* Manufacturers sentiment Nov index -19, lowest since 2010
* Non-manufacturers index +1, lowest since October 2011
* Recession looms as exports slump, consumption slackens
* Reuters Tankan highly correlated with BOJ tankan
By Tetsushi Kajimoto and Izumi Nakagawa
TOKYO, Nov 15 (Reuters) - Sentiment among Japanese manufacturers fell for a fourth straight month, a Reuters poll showed, providing more evidence that the world’s third-biggest economy is slipping into recession amid a global slowdown and tensions with China.
The monthly poll, which closely correlates with the Bank of Japan’s quarterly tankan survey, comes after data this week showed the economy shrank 0.9 percent in July-September, the first contraction in three quarters.
Sentiment among non-manufacturers including retailers and construction firms tumbled in November after holding steady this year, a sign that private consumption is losing momentum after a recovery led by rebuilding from last year’s earthquake and tsunami.

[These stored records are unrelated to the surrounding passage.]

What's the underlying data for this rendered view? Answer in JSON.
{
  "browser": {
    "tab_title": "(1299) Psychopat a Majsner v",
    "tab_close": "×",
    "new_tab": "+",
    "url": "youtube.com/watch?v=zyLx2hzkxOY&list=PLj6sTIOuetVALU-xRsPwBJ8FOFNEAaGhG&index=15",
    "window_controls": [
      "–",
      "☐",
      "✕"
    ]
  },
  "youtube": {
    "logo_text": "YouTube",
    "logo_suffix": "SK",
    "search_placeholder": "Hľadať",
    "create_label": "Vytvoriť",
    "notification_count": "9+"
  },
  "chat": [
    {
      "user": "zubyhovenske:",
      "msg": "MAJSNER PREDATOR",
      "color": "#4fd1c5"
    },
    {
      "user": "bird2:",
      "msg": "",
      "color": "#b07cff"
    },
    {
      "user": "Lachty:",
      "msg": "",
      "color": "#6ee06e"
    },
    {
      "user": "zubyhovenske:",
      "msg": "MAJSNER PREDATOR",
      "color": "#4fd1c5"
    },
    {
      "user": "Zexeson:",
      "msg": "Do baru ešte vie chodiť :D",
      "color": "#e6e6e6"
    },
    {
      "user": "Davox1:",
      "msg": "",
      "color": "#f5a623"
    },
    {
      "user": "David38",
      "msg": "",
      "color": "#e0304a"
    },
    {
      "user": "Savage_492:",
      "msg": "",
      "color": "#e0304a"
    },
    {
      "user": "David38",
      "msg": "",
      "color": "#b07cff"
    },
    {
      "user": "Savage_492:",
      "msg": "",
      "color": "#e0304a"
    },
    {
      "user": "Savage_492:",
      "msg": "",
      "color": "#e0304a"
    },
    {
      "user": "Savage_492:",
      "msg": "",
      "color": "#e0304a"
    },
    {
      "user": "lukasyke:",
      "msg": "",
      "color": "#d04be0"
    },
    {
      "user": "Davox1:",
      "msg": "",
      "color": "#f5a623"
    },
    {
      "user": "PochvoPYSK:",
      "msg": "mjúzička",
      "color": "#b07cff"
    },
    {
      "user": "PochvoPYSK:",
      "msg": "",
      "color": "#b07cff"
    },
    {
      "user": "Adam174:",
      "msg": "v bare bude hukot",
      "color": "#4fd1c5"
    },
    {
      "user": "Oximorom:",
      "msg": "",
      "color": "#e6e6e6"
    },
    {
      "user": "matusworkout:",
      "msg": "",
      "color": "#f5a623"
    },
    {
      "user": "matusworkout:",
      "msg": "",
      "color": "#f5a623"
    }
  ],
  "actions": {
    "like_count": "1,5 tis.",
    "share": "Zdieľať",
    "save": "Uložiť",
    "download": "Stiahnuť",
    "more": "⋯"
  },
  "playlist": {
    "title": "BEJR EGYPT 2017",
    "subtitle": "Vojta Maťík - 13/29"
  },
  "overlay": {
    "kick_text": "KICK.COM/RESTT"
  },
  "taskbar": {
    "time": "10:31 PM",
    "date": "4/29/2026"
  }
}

“Deterioration in manufacturers’ sentiment has speeded up. The transport machinery sector is a prominent one which has also impacted on related sectors,” said Yuichi Kodama, chief economist at Meiji Yasuda Life Insurance.
“It is still a question whether the sentiment for both manufacturers and non-manufacturers will improve next month as Japan’s exports will likely continue to worsen at least within this year,” he said.

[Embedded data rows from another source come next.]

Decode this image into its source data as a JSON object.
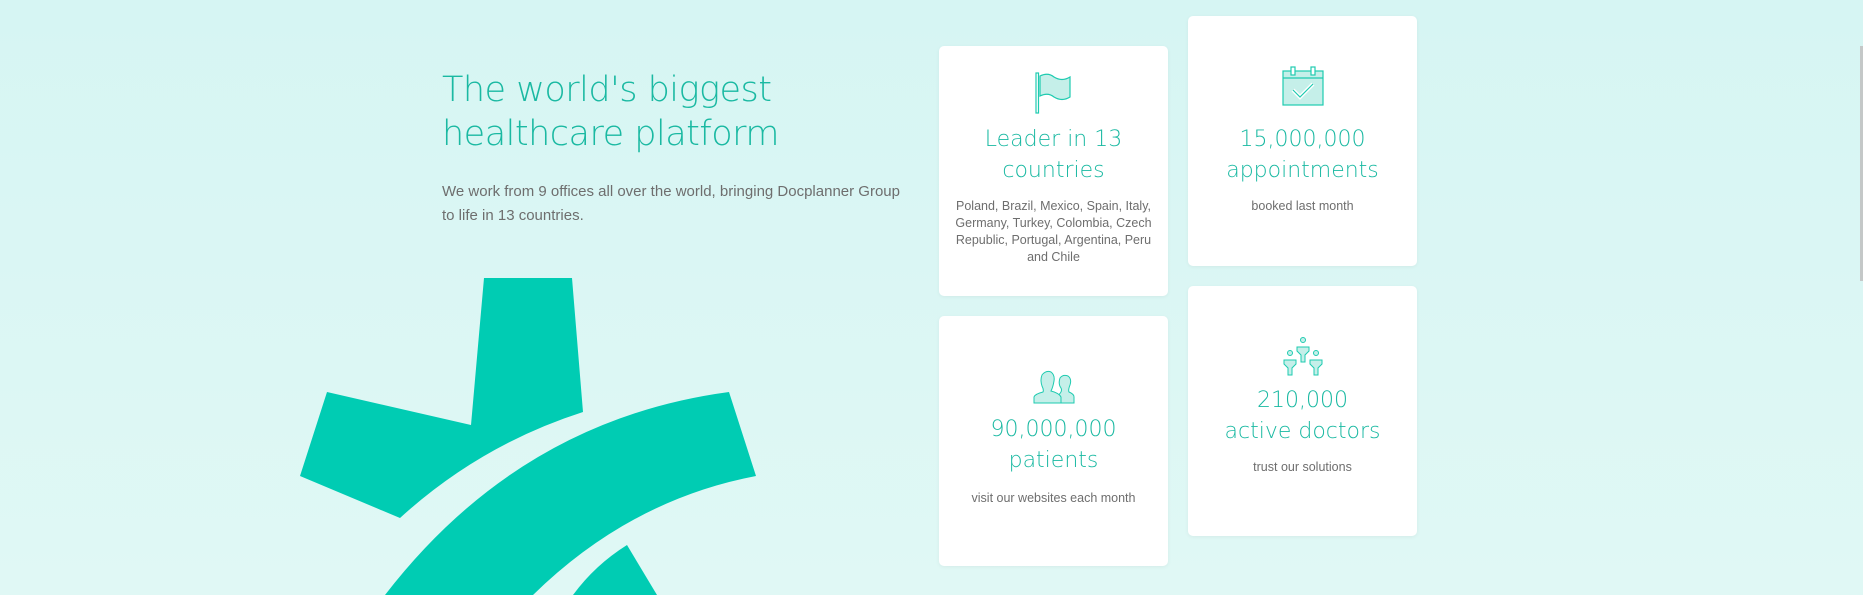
{
  "intro": {
    "title_line1": "The world's biggest",
    "title_line2": "healthcare platform",
    "description": "We work from 9 offices all over the world, bringing Docplanner Group to life in 13 countries."
  },
  "colors": {
    "brand": "#00ccb3",
    "accent_text": "#1ab9a2",
    "body_text": "#6e6e6e"
  },
  "cards": [
    {
      "icon": "flag-icon",
      "title_line1": "Leader in 13",
      "title_line2": "countries",
      "description": "Poland, Brazil, Mexico, Spain, Italy, Germany, Turkey, Colombia, Czech Republic, Portugal, Argentina, Peru and Chile"
    },
    {
      "icon": "calendar-check-icon",
      "title_line1": "15,000,000",
      "title_line2": "appointments",
      "description": "booked last month"
    },
    {
      "icon": "users-icon",
      "title_line1": "90,000,000",
      "title_line2": "patients",
      "description": "visit our websites each month"
    },
    {
      "icon": "doctors-icon",
      "title_line1": "210,000",
      "title_line2": "active doctors",
      "description": "trust our solutions"
    }
  ]
}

Political turmoil could further add uncertainty for the economic outlook. Prime Minister Yoshihiko Noda is set to dissolve parliament’s lower house on Friday for a snap election next month, which is likely to cost him his job and return to power a party that has governed Japan for most of the past 50 years.
A slew of weak data is likely to keep the central bank under pressure to ease monetary policy further after having boosted monetary stimulus for a second straight month in October as a strong yen and weak global demand threatened the export-reliant economy.
“Demand has fallen more than we expected and there’s little sign of brightness in the outlook,” a metal products firm said in the Oct. 29-Nov. 12 poll of 400 large and medium-sized firms, of which 270 responded.
“We have been affected by the European debt crisis and the slowdown in China, with a marked decline in demand for construction machinery in the Chinese market,” one machinery firm said.
“The situation in Japan also remains severe as a strong yen has taken root even though rebuilding from the earthquake is gradually making progress.”
Adding to the gloomy outlook both at home and overseas, ties between Japan and China have worsened sharply since September, when a row over disputed islands in the East China Sea led to violent anti-Japanese protests across China and damaged trade.
Firms in the autos/transport equipment sector were among those complaining about the effects of the dispute over the islands, called Senkaku in Japan and Diaoyu in China, which are located near rich fishing grounds and potentially huge oil and gas reserves.
In the Reuters Tankan, the manufacturers’ sentiment index fell two points to minus 19 in November, matching a low seen in January 2010 as exporters of steel, chemicals, cars and electronics all struggled.
The index, derived by subtracting the percentage of pessimistic responses from optimistic ones, is expected to recover only slightly to minus 17 in February.
The index for non-manufacturers fell six points to plus 1, matching a low seen in October last year, led by sectors such as wholesalers, transport and electric utilities. It is seen edging up slightly to plus 3 in February.
Japan’s economy outperformed most of its Group of Seven peers in the first half of this year on the back of reconstruction spending and private consumption, which accounts for roughly 60 percent of the economy.
But growth has ground to a halt since then, with the positive effect of rebuilding from last year’s earthquake fading and the strong yen and a global slowdown weighing on exports.
Many analysts expect the BOJ to keep monetary policy unchanged in a review ending next Tuesday, but some see it easing policy again at a Dec. 19-20 meeting.